What you need to do
Your task is to find every line of the listing that includes "title" and copy it.

Given data
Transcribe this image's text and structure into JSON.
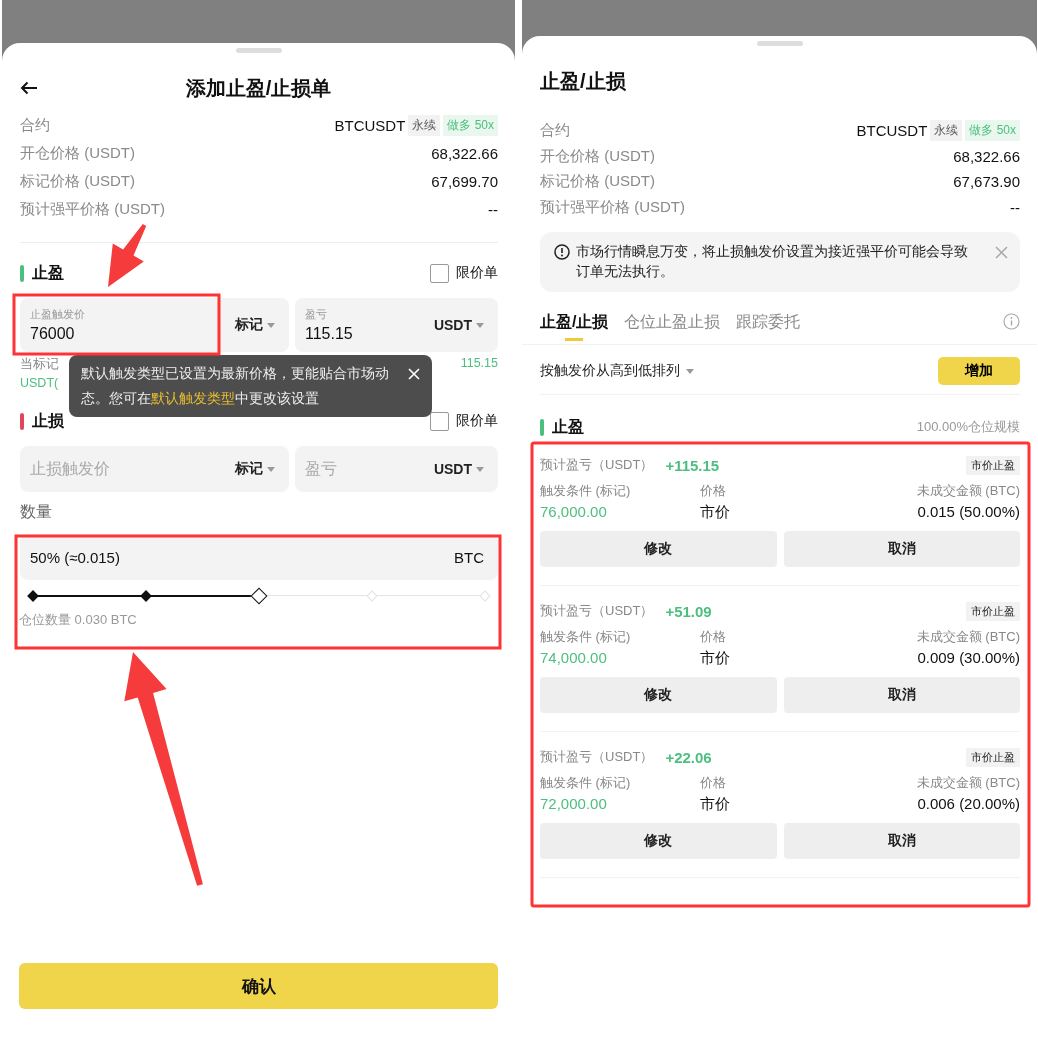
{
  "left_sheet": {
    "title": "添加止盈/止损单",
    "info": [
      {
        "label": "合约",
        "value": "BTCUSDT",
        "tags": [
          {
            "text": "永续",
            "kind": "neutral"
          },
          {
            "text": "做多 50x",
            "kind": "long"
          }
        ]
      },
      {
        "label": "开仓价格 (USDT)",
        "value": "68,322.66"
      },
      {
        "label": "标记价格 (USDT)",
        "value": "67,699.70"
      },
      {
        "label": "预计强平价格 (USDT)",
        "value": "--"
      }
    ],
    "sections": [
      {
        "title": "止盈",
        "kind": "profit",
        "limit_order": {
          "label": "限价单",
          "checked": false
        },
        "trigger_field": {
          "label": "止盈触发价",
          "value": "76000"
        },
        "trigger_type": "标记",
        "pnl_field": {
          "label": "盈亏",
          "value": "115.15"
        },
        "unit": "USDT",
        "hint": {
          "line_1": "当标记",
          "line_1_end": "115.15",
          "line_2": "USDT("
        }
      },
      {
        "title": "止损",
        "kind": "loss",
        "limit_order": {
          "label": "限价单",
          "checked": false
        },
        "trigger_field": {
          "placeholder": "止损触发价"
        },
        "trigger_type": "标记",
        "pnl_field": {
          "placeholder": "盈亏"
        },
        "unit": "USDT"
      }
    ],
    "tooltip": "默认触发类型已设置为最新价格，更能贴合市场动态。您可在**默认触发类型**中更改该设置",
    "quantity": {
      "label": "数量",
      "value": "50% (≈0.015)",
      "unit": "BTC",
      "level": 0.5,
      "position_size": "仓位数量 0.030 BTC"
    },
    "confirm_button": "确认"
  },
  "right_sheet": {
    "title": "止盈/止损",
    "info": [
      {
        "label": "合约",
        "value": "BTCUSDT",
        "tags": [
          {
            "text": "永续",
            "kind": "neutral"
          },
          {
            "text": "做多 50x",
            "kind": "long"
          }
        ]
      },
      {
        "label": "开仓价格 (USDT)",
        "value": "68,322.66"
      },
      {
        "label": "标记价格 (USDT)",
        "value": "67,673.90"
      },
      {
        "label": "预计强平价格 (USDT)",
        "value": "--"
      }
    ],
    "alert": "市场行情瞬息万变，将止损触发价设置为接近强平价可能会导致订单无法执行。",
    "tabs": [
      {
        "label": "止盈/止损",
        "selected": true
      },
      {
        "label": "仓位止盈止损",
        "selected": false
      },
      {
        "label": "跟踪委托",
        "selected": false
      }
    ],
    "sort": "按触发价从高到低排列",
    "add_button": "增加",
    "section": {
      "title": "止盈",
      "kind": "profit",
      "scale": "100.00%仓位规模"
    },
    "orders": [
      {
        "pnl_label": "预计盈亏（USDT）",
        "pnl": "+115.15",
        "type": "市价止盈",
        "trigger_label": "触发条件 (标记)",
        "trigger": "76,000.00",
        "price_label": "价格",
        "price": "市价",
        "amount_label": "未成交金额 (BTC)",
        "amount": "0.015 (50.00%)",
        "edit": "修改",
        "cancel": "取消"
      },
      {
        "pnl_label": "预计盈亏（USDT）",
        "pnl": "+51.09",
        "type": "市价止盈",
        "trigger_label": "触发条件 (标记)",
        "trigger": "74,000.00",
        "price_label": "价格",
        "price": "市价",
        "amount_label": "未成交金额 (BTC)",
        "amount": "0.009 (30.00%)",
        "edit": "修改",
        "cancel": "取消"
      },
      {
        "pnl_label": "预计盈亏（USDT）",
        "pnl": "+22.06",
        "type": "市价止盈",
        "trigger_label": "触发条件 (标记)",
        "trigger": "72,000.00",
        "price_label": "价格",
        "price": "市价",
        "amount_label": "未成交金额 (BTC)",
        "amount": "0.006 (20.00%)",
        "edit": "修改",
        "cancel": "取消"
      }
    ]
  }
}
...
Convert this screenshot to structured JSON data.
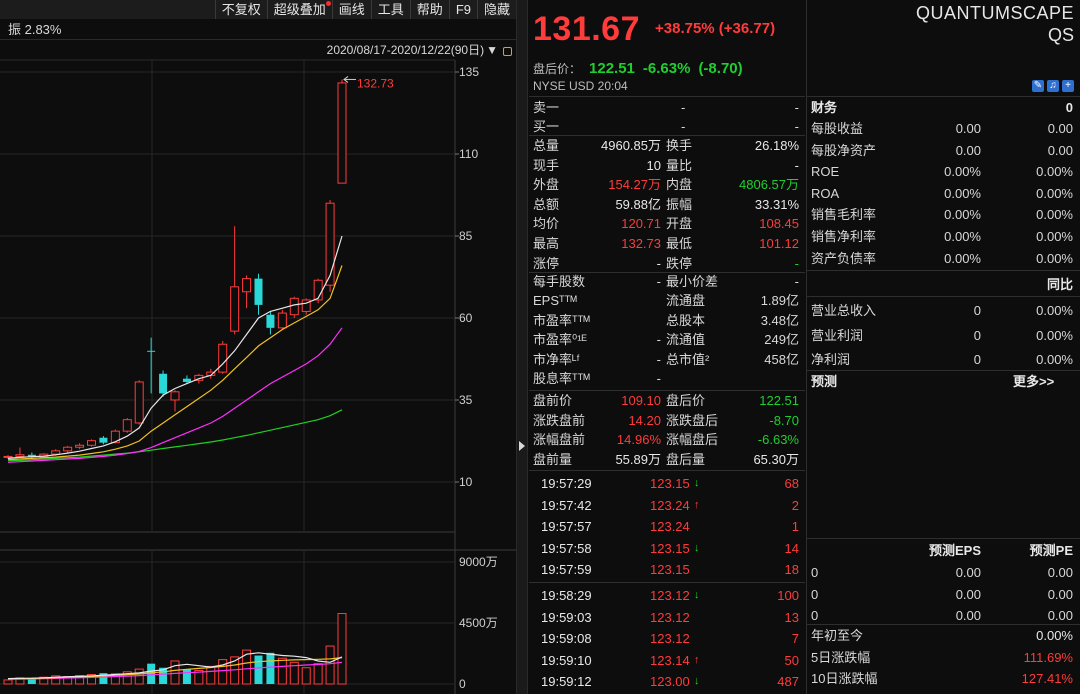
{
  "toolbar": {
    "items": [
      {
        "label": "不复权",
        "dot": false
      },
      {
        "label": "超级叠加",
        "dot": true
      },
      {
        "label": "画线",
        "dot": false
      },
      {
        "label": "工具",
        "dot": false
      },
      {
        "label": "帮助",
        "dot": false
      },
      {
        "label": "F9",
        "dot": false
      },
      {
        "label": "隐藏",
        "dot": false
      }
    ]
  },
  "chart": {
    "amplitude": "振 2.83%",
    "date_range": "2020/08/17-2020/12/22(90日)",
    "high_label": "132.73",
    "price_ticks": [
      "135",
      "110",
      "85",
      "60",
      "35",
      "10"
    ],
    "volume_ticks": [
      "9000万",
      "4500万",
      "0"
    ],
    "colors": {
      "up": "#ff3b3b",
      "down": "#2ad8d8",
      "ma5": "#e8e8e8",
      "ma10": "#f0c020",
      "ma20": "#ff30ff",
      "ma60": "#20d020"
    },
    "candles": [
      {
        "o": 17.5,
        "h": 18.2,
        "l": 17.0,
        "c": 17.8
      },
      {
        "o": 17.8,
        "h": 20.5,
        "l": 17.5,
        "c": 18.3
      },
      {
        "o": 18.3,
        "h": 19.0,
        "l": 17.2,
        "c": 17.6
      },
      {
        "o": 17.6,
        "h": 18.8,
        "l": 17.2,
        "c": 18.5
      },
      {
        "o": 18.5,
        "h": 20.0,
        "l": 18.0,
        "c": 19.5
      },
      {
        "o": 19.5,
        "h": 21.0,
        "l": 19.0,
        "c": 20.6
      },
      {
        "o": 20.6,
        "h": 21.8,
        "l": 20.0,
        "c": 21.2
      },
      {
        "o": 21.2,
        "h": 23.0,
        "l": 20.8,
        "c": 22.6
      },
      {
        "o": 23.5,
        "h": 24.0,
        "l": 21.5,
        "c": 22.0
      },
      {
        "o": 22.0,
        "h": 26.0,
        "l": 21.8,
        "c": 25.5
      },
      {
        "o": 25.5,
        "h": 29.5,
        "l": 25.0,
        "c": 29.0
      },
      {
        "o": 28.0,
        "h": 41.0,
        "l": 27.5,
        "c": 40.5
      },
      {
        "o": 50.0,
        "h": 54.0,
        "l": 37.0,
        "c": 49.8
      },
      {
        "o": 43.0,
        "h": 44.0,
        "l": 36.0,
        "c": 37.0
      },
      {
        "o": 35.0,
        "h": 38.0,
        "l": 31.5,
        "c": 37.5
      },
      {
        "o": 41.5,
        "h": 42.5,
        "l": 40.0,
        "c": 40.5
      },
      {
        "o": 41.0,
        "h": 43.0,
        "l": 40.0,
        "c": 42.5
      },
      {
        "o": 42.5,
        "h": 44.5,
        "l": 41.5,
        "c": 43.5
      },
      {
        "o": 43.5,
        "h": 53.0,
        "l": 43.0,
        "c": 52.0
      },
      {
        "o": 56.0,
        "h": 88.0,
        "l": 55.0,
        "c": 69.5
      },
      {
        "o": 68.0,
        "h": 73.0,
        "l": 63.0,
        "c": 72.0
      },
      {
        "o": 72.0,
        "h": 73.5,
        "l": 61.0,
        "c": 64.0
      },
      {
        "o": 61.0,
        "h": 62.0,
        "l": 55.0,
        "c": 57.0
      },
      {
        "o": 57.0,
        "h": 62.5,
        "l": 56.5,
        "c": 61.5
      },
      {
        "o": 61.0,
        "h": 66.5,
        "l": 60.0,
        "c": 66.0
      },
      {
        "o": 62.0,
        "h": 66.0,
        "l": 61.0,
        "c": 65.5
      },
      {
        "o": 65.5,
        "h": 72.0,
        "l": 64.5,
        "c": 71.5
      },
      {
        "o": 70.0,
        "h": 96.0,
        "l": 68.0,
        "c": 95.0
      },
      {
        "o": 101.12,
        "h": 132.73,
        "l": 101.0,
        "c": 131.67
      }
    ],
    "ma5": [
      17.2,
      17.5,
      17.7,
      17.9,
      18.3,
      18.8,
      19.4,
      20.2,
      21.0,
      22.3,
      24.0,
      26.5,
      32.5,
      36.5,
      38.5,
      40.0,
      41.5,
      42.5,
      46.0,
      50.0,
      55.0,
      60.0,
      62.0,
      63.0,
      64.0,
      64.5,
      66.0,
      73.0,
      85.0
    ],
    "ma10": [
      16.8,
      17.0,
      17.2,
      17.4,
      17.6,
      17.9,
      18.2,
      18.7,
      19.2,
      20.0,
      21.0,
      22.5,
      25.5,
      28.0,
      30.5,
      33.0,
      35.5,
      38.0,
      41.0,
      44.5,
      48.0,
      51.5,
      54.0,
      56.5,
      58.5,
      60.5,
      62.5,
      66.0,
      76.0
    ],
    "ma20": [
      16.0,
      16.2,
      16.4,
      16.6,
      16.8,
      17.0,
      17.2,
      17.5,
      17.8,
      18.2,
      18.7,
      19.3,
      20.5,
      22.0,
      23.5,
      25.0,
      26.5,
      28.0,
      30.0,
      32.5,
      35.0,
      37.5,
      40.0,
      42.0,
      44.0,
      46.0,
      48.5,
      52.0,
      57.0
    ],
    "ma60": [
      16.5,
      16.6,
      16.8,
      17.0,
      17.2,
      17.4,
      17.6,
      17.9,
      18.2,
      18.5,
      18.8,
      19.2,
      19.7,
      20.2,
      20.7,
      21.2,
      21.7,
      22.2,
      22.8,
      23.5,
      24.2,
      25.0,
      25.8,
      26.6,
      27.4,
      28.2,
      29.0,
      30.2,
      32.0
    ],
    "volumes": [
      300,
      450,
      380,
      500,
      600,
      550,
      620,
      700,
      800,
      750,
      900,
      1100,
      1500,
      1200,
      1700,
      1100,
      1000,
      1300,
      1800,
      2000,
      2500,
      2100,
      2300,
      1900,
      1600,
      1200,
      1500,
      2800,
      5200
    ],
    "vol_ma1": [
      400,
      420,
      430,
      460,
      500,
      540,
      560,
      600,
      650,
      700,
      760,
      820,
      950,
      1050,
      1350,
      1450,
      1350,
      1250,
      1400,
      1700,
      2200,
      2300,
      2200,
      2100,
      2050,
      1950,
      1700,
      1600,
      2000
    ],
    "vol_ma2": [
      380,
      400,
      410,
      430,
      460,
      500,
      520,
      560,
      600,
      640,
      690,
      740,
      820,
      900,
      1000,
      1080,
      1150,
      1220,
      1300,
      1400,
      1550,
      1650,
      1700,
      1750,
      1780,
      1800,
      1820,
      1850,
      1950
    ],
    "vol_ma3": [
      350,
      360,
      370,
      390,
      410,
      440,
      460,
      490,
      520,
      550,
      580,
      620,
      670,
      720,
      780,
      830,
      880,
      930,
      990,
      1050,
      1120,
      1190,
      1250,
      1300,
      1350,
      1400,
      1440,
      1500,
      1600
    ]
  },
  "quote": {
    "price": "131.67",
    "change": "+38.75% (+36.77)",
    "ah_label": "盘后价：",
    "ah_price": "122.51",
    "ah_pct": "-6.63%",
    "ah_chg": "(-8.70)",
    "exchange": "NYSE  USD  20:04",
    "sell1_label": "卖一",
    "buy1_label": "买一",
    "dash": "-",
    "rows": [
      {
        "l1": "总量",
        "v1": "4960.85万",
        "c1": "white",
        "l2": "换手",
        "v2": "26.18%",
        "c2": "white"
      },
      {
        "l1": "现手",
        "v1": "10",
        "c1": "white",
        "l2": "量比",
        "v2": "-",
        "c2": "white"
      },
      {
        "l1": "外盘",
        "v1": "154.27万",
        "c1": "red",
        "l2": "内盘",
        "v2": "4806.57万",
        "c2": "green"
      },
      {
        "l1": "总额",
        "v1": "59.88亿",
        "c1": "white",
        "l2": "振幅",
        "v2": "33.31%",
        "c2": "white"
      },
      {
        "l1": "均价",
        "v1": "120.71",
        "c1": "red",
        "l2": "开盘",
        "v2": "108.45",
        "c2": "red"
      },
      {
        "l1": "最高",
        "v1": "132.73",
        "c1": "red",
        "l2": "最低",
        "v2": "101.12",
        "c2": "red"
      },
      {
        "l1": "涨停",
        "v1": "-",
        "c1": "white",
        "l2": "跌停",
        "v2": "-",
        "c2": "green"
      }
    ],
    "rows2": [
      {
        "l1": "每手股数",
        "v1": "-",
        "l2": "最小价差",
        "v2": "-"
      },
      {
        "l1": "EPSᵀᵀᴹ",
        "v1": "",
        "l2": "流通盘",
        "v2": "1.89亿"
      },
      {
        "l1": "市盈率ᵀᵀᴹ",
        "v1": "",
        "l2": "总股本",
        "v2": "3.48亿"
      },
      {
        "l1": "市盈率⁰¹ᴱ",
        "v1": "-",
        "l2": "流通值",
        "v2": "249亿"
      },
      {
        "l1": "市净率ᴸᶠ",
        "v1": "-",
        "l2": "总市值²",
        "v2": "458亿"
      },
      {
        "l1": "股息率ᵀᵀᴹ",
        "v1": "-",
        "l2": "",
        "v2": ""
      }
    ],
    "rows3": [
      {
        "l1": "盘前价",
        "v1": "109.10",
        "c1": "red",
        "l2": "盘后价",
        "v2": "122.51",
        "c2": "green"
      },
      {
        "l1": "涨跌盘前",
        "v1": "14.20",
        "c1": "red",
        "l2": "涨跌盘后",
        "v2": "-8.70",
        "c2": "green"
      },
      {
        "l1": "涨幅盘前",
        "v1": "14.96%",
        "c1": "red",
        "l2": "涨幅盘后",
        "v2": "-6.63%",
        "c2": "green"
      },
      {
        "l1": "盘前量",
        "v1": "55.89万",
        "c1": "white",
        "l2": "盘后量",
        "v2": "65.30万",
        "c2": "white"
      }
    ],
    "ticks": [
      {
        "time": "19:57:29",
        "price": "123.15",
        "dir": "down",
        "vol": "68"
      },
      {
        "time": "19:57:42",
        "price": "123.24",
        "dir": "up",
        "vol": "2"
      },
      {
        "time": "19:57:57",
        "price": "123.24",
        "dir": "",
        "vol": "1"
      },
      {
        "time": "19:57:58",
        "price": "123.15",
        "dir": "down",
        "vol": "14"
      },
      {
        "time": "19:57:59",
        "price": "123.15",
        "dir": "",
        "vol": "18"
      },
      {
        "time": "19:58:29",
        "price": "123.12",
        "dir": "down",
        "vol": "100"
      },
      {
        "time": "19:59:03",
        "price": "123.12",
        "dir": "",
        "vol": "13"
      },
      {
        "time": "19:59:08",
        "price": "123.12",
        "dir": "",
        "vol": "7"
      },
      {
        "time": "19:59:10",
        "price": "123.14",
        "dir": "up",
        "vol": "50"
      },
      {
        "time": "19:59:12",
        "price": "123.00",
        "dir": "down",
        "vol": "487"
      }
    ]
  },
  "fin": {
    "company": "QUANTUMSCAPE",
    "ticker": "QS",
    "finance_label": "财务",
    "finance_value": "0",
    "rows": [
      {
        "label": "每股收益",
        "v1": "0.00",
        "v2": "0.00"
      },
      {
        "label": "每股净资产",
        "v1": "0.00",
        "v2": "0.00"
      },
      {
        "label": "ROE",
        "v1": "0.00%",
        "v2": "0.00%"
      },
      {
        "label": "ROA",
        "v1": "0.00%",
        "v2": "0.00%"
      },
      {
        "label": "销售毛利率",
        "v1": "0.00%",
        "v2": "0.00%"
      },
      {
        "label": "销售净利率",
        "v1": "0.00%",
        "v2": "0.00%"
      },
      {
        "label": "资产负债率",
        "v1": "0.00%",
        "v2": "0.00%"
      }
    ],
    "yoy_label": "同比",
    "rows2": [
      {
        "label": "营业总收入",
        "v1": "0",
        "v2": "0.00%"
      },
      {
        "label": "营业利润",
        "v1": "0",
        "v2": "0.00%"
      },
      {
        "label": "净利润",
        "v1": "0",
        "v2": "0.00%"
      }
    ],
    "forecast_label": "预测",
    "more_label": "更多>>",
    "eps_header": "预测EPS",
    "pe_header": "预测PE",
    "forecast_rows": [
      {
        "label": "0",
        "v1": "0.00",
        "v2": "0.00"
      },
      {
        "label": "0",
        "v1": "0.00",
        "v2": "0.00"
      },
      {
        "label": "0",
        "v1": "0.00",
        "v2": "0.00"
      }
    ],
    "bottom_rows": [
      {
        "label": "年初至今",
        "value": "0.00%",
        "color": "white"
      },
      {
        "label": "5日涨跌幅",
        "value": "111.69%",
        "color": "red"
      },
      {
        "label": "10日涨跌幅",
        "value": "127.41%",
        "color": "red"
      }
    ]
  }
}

Written reply
    "title": "添加止盈/止损单",
        "title": "止盈",
        "title": "止损",
    "title": "止盈/止损",
      "title": "止盈",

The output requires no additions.